Aim of the task:
Omit the pictures and output every entry below exactly as written.

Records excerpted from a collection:
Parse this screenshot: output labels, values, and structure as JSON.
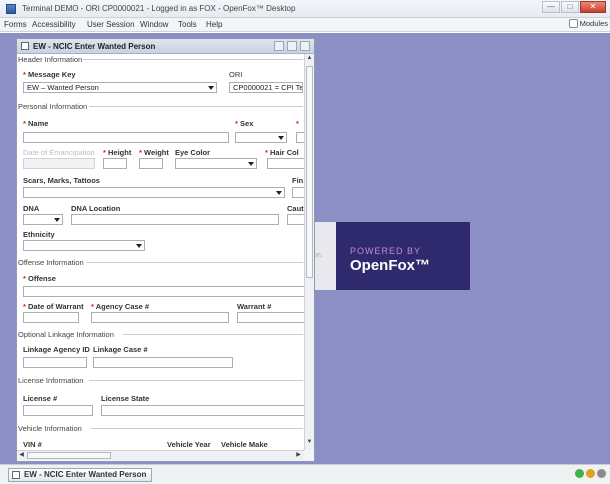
{
  "app": {
    "title": "Terminal DEMO - ORI CP0000021 - Logged in as FOX - OpenFox™ Desktop",
    "window_buttons": {
      "minimize": "—",
      "maximize": "□",
      "close": "✕"
    }
  },
  "menubar": {
    "items": [
      "Forms",
      "Accessibility",
      "User Session",
      "Window",
      "Tools",
      "Help"
    ],
    "modules_label": "Modules"
  },
  "splash": {
    "powered_by": "POWERED BY",
    "brand": "OpenFox™",
    "side_text": "on."
  },
  "form_window": {
    "title": "EW - NCIC Enter Wanted Person",
    "sections": {
      "header": "Header Information",
      "personal": "Personal Information",
      "offense": "Offense Information",
      "linkage": "Optional Linkage Information",
      "license": "License Information",
      "vehicle": "Vehicle Information"
    },
    "fields": {
      "message_key": {
        "label": "Message Key",
        "value": "EW – Wanted Person"
      },
      "ori": {
        "label": "ORI",
        "value": "CP0000021 = CPI Te"
      },
      "name": {
        "label": "Name"
      },
      "sex": {
        "label": "Sex"
      },
      "date_of_emancipation": {
        "label": "Date of Emancipation"
      },
      "height": {
        "label": "Height"
      },
      "weight": {
        "label": "Weight"
      },
      "eye_color": {
        "label": "Eye Color"
      },
      "hair_color": {
        "label": "Hair Col"
      },
      "smt": {
        "label": "Scars, Marks, Tattoos"
      },
      "fin": {
        "label": "Fin"
      },
      "dna": {
        "label": "DNA"
      },
      "dna_location": {
        "label": "DNA Location"
      },
      "caution": {
        "label": "Caut"
      },
      "ethnicity": {
        "label": "Ethnicity"
      },
      "offense": {
        "label": "Offense"
      },
      "date_of_warrant": {
        "label": "Date of Warrant"
      },
      "agency_case": {
        "label": "Agency Case #"
      },
      "warrant": {
        "label": "Warrant #"
      },
      "linkage_agency_id": {
        "label": "Linkage Agency ID"
      },
      "linkage_case": {
        "label": "Linkage Case #"
      },
      "license_num": {
        "label": "License #"
      },
      "license_state": {
        "label": "License State"
      },
      "vin": {
        "label": "VIN #"
      },
      "vehicle_year": {
        "label": "Vehicle Year"
      },
      "vehicle_make": {
        "label": "Vehicle Make"
      }
    },
    "required_marker": "*"
  },
  "taskbar": {
    "task_label": "EW - NCIC Enter Wanted Person"
  },
  "colors": {
    "desktop": "#8c8fc4",
    "splash_bg": "#2f2a6e",
    "required": "#d02020"
  }
}
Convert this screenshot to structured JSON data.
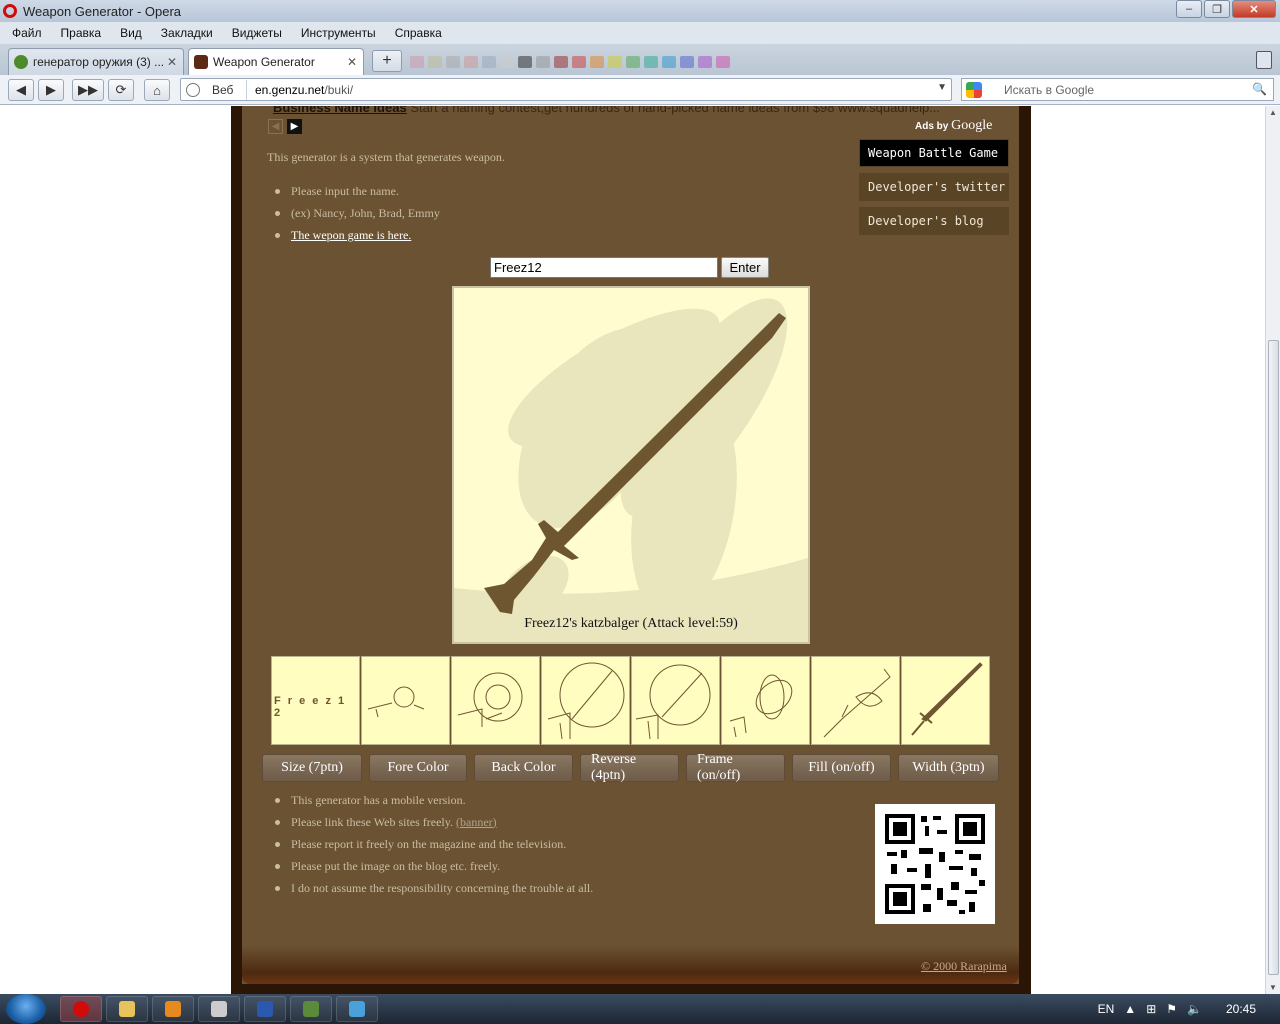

Solution to the exercise:
Parse this screenshot: output labels, values, and structure as JSON.
{
  "app": {
    "title": "Terminal DEMO - ORI CP0000021 - Logged in as FOX - OpenFox™ Desktop",
    "window_buttons": {
      "minimize": "—",
      "maximize": "□",
      "close": "✕"
    }
  },
  "menubar": {
    "items": [
      "Forms",
      "Accessibility",
      "User Session",
      "Window",
      "Tools",
      "Help"
    ],
    "modules_label": "Modules"
  },
  "splash": {
    "powered_by": "POWERED BY",
    "brand": "OpenFox™",
    "side_text": "on."
  },
  "form_window": {
    "title": "EW - NCIC Enter Wanted Person",
    "sections": {
      "header": "Header Information",
      "personal": "Personal Information",
      "offense": "Offense Information",
      "linkage": "Optional Linkage Information",
      "license": "License Information",
      "vehicle": "Vehicle Information"
    },
    "fields": {
      "message_key": {
        "label": "Message Key",
        "value": "EW – Wanted Person"
      },
      "ori": {
        "label": "ORI",
        "value": "CP0000021 = CPI Te"
      },
      "name": {
        "label": "Name"
      },
      "sex": {
        "label": "Sex"
      },
      "date_of_emancipation": {
        "label": "Date of Emancipation"
      },
      "height": {
        "label": "Height"
      },
      "weight": {
        "label": "Weight"
      },
      "eye_color": {
        "label": "Eye Color"
      },
      "hair_color": {
        "label": "Hair Col"
      },
      "smt": {
        "label": "Scars, Marks, Tattoos"
      },
      "fin": {
        "label": "Fin"
      },
      "dna": {
        "label": "DNA"
      },
      "dna_location": {
        "label": "DNA Location"
      },
      "caution": {
        "label": "Caut"
      },
      "ethnicity": {
        "label": "Ethnicity"
      },
      "offense": {
        "label": "Offense"
      },
      "date_of_warrant": {
        "label": "Date of Warrant"
      },
      "agency_case": {
        "label": "Agency Case #"
      },
      "warrant": {
        "label": "Warrant #"
      },
      "linkage_agency_id": {
        "label": "Linkage Agency ID"
      },
      "linkage_case": {
        "label": "Linkage Case #"
      },
      "license_num": {
        "label": "License #"
      },
      "license_state": {
        "label": "License State"
      },
      "vin": {
        "label": "VIN #"
      },
      "vehicle_year": {
        "label": "Vehicle Year"
      },
      "vehicle_make": {
        "label": "Vehicle Make"
      }
    },
    "required_marker": "*"
  },
  "taskbar": {
    "task_label": "EW - NCIC Enter Wanted Person"
  },
  "colors": {
    "desktop": "#8c8fc4",
    "splash_bg": "#2f2a6e",
    "required": "#d02020"
  }
}
Convert this screenshot to structured JSON data.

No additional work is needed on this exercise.